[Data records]
*** Block opens ***
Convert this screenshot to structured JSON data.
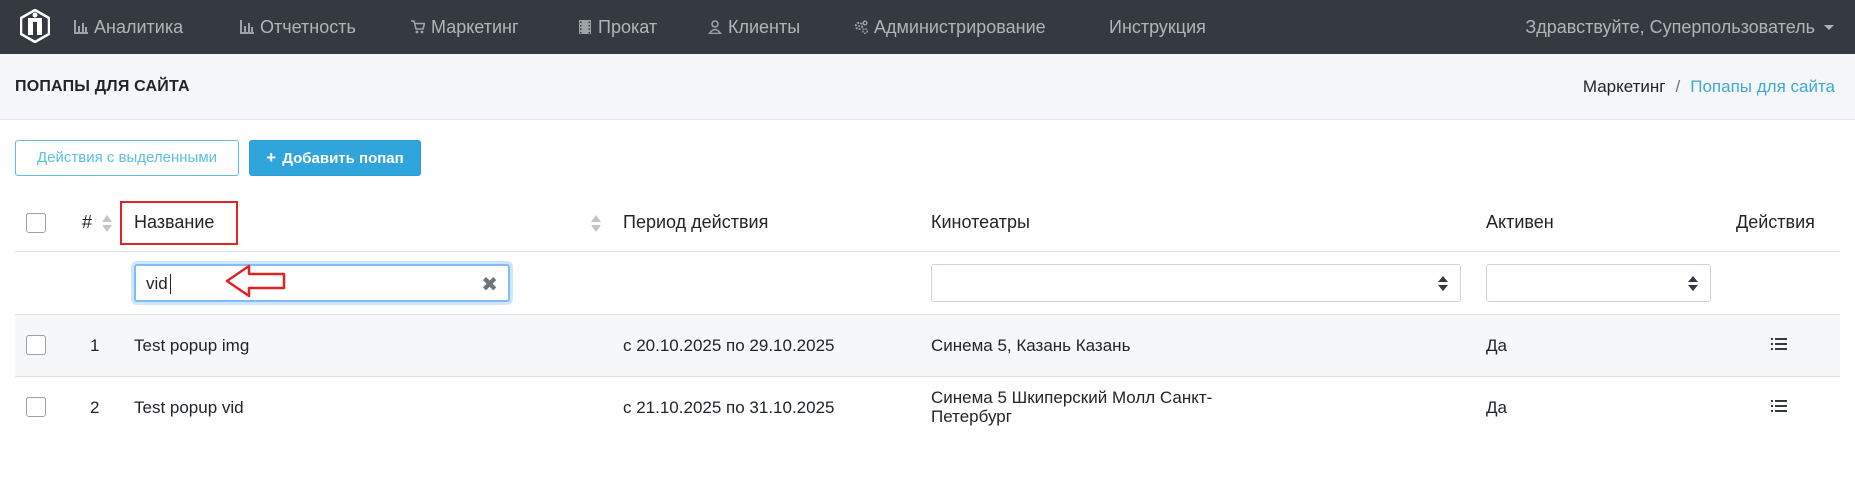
{
  "nav": {
    "items": [
      {
        "label": "Аналитика",
        "icon": "bar-chart-icon"
      },
      {
        "label": "Отчетность",
        "icon": "bar-chart-icon"
      },
      {
        "label": "Маркетинг",
        "icon": "cart-icon"
      },
      {
        "label": "Прокат",
        "icon": "film-icon"
      },
      {
        "label": "Клиенты",
        "icon": "user-icon"
      },
      {
        "label": "Администрирование",
        "icon": "gears-icon"
      },
      {
        "label": "Инструкция",
        "icon": ""
      }
    ],
    "user_greeting": "Здравствуйте, Суперпользователь"
  },
  "header": {
    "title": "ПОПАПЫ ДЛЯ САЙТА",
    "breadcrumb": [
      "Маркетинг",
      "Попапы для сайта"
    ],
    "breadcrumb_sep": "/"
  },
  "toolbar": {
    "bulk_actions_label": "Действия с выделенными",
    "add_label": "Добавить попап",
    "add_icon": "+"
  },
  "table": {
    "columns": [
      "#",
      "Название",
      "Период действия",
      "Кинотеатры",
      "Активен",
      "Действия"
    ],
    "filters": {
      "name_value": "vid",
      "clear_icon": "✖",
      "cinemas_selected": "",
      "active_selected": ""
    },
    "rows": [
      {
        "id": "1",
        "name": "Test popup img",
        "period": "с 20.10.2025 по 29.10.2025",
        "cinemas_line1": "Синема 5, Казань Казань",
        "cinemas_line2": "",
        "active": "Да"
      },
      {
        "id": "2",
        "name": "Test popup vid",
        "period": "с 21.10.2025 по 31.10.2025",
        "cinemas_line1": "Синема 5 Шкиперский Молл Санкт-",
        "cinemas_line2": "Петербург",
        "active": "Да"
      }
    ]
  },
  "colors": {
    "nav_bg": "#343a40",
    "accent": "#30a5dc",
    "outline": "#5bc0de",
    "annotation": "#e02424"
  }
}
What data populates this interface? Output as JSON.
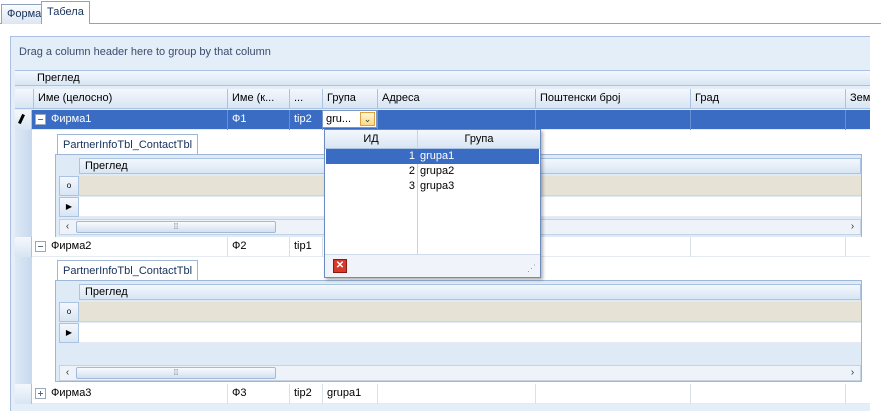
{
  "tabs": [
    {
      "label": "Форма"
    },
    {
      "label": "Табела"
    }
  ],
  "group_panel_text": "Drag a column header here to group by that column",
  "band": "Преглед",
  "columns": [
    "Име (целосно)",
    "Име (к...",
    "...",
    "Група",
    "Адреса",
    "Поштенски број",
    "Град",
    "Зем"
  ],
  "rows": [
    {
      "name": "Фирма1",
      "short": "Ф1",
      "type": "tip2",
      "group": "gru..."
    },
    {
      "name": "Фирма2",
      "short": "Ф2",
      "type": "tip1",
      "group": ""
    },
    {
      "name": "Фирма3",
      "short": "Ф3",
      "type": "tip2",
      "group": "grupa1"
    }
  ],
  "detail": {
    "tab_label": "PartnerInfoTbl_ContactTbl",
    "band": "Преглед"
  },
  "popup": {
    "headers": [
      "ИД",
      "Група"
    ],
    "rows": [
      {
        "id": "1",
        "name": "grupa1"
      },
      {
        "id": "2",
        "name": "grupa2"
      },
      {
        "id": "3",
        "name": "grupa3"
      }
    ]
  },
  "icons": {
    "search": "search-icon",
    "next": "play-icon",
    "close": "close-icon"
  }
}
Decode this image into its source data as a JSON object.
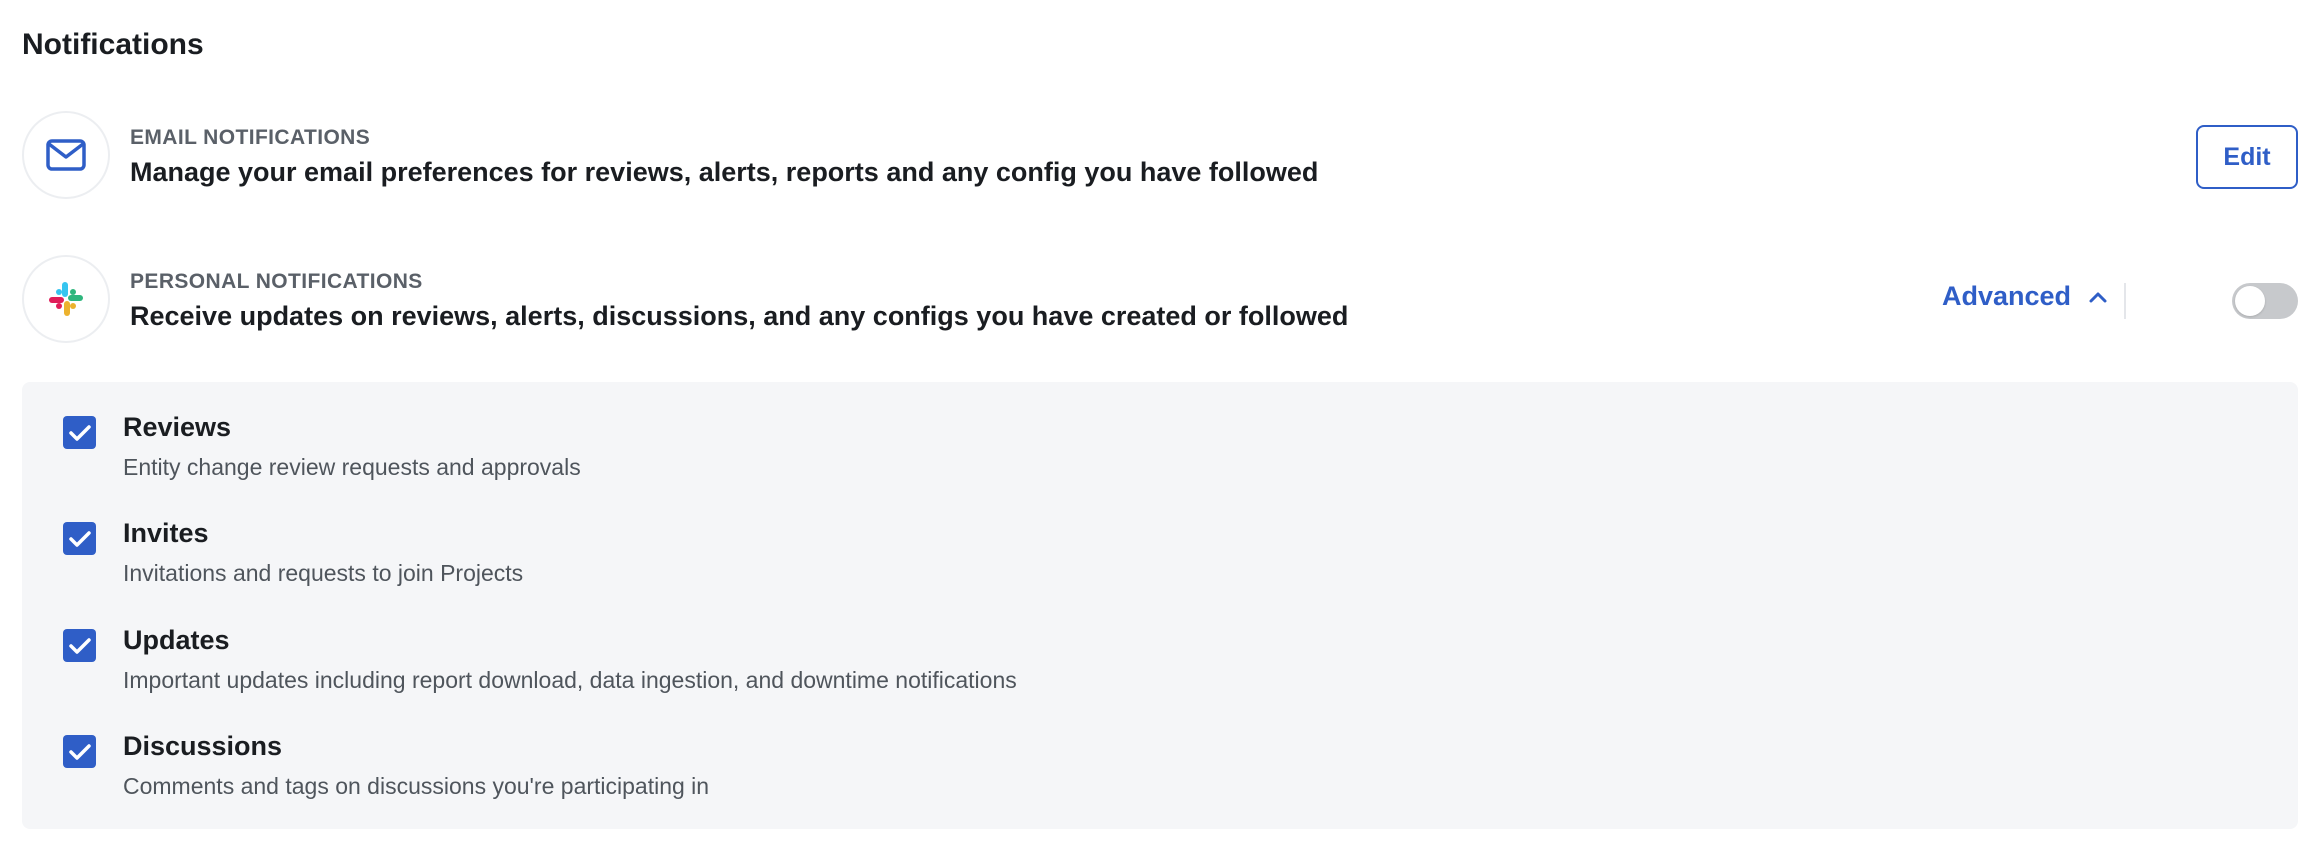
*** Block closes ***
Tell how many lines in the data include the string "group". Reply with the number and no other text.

4